Metastatic triple-negative breast cancer (TNBC) has a low 5-year survival rate of below 30% with systemic chemotherapy being the most widely used treatment. Bovine milk-derived extracellular vesicles (MEVs) have been previously demonstrated to have anti-cancer attributes. Researchers at La Trobe University isolated bovine MEVs from commercial milk and characterised them according to MISEV guidelines. Bovine MEVs sensitised TNBC cells to doxorubicin, resulting in reduced metabolic potential and cell-viability. Label-free quantitative proteomics of cells treated with MEVs and/or doxorubicin suggested that combinatorial treatment depleted various pro-tumorigenic interferon-inducible gene products and proteins with metabolic function, previously identified as therapeutic targets in TNBC. Combinatorial treatment also led to reduced abundance of various STAT proteins and their downstream oncogenic targets with roles in cell-cycle and apoptosis. Taken together, this study highlights the ability of bovine MEVs to sensitise TNBC cells to standard-of-care therapeutic drug doxorubicin, paving the way for novel treatment regimens.
Proteomic analysis with heatmaps and gene enrichment analysis suggested that MEVs in combination with doxorubicin impaired metabolic potential of cells

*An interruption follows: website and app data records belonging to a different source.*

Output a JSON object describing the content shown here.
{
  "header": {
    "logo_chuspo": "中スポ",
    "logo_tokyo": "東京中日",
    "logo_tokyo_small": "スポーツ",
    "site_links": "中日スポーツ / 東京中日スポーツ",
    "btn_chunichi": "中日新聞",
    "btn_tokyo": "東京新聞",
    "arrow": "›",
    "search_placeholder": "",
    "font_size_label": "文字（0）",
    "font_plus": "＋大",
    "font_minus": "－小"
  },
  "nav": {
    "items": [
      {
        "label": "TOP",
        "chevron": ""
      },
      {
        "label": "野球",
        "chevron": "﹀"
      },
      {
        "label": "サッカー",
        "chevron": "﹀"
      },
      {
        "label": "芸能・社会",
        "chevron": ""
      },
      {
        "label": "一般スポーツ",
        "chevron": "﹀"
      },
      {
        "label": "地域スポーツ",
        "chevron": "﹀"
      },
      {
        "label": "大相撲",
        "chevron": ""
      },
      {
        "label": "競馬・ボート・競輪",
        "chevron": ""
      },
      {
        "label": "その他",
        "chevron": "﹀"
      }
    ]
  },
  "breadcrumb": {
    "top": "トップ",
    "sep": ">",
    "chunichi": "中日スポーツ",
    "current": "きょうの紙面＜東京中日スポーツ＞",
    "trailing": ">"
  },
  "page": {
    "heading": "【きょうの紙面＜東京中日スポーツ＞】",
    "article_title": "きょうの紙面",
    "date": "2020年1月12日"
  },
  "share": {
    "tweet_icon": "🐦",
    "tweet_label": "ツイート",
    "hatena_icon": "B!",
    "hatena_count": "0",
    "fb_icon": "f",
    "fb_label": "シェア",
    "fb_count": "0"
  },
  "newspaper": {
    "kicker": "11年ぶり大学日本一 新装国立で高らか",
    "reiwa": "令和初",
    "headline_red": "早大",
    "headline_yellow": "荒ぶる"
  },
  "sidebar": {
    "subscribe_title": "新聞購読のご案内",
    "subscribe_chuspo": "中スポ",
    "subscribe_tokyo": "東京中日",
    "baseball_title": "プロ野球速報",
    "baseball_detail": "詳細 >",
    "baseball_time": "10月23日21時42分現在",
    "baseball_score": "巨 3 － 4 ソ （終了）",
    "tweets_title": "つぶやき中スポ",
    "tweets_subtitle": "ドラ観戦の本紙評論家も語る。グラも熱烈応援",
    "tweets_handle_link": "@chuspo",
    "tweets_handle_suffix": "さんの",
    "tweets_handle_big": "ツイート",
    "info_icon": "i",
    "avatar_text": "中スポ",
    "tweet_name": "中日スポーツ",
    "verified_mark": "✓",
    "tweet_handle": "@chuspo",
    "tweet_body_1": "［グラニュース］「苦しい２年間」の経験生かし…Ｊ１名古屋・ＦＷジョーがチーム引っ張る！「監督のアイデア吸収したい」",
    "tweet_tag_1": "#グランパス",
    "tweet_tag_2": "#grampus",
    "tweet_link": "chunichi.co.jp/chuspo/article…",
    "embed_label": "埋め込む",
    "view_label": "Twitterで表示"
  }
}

(A) Heatmap representing proteins that are 2-fold differentially abundant in MEV and doxorubicin treated cells as compared to WT cells. Gene enrichment analysis was performed using FunRich to compare differential abundance of proteins involved in various biological processes when cells were subjected to combinatorial treatment versus (B) WT cells, (C) MEV treated cells, (D) Doxorubicin treated cells. Significance is determined by hypergeometric test.